=== Task directions ===
Each of the entries below needs to be given again exactly.

......

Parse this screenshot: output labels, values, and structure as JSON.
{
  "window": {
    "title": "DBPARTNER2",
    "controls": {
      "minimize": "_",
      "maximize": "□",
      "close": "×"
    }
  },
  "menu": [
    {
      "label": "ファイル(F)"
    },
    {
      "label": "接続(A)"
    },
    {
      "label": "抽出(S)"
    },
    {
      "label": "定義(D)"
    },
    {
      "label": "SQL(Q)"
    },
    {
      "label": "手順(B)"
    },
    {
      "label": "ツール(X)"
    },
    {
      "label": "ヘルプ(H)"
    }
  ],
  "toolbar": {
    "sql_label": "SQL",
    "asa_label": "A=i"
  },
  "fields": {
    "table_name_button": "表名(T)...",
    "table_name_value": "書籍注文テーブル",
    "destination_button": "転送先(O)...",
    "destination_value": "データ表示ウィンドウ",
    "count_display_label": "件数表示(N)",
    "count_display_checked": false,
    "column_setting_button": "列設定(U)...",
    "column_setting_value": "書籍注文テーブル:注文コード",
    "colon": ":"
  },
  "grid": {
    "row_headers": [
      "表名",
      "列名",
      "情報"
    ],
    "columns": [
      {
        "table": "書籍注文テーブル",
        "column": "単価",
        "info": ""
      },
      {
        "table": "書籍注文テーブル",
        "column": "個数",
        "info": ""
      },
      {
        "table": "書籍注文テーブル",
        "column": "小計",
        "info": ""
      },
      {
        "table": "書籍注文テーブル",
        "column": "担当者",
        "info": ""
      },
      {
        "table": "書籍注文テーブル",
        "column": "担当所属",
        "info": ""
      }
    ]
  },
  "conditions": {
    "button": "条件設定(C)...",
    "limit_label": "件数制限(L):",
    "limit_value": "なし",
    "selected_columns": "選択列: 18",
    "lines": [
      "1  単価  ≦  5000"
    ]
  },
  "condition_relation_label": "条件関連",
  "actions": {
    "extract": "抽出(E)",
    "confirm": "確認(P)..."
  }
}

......

=== Task answer ===
Parse this screenshot: output labels, values, and structure as JSON.
{
  "window": {
    "title": "DBPARTNER2",
    "controls": {
      "minimize": "_",
      "maximize": "□",
      "close": "×"
    }
  },
  "menu": [
    {
      "label": "ファイル(F)"
    },
    {
      "label": "接続(A)"
    },
    {
      "label": "抽出(S)"
    },
    {
      "label": "定義(D)"
    },
    {
      "label": "SQL(Q)"
    },
    {
      "label": "手順(B)"
    },
    {
      "label": "ツール(X)"
    },
    {
      "label": "ヘルプ(H)"
    }
  ],
  "toolbar": {
    "sql_label": "SQL",
    "asa_label": "A=i"
  },
  "fields": {
    "table_name_button": "表名(T)...",
    "table_name_value": "書籍注文テーブル",
    "destination_button": "転送先(O)...",
    "destination_value": "データ表示ウィンドウ",
    "count_display_label": "件数表示(N)",
    "count_display_checked": false,
    "column_setting_button": "列設定(U)...",
    "column_setting_value": "書籍注文テーブル:注文コード",
    "colon": ":"
  },
  "grid": {
    "row_headers": [
      "表名",
      "列名",
      "情報"
    ],
    "columns": [
      {
        "table": "書籍注文テーブル",
        "column": "単価",
        "info": ""
      },
      {
        "table": "書籍注文テーブル",
        "column": "個数",
        "info": ""
      },
      {
        "table": "書籍注文テーブル",
        "column": "小計",
        "info": ""
      },
      {
        "table": "書籍注文テーブル",
        "column": "担当者",
        "info": ""
      },
      {
        "table": "書籍注文テーブル",
        "column": "担当所属",
        "info": ""
      }
    ]
  },
  "conditions": {
    "button": "条件設定(C)...",
    "limit_label": "件数制限(L):",
    "limit_value": "なし",
    "selected_columns": "選択列: 18",
    "lines": [
      "1  単価  ≦  5000"
    ]
  },
  "condition_relation_label": "条件関連",
  "actions": {
    "extract": "抽出(E)",
    "confirm": "確認(P)..."
  }
}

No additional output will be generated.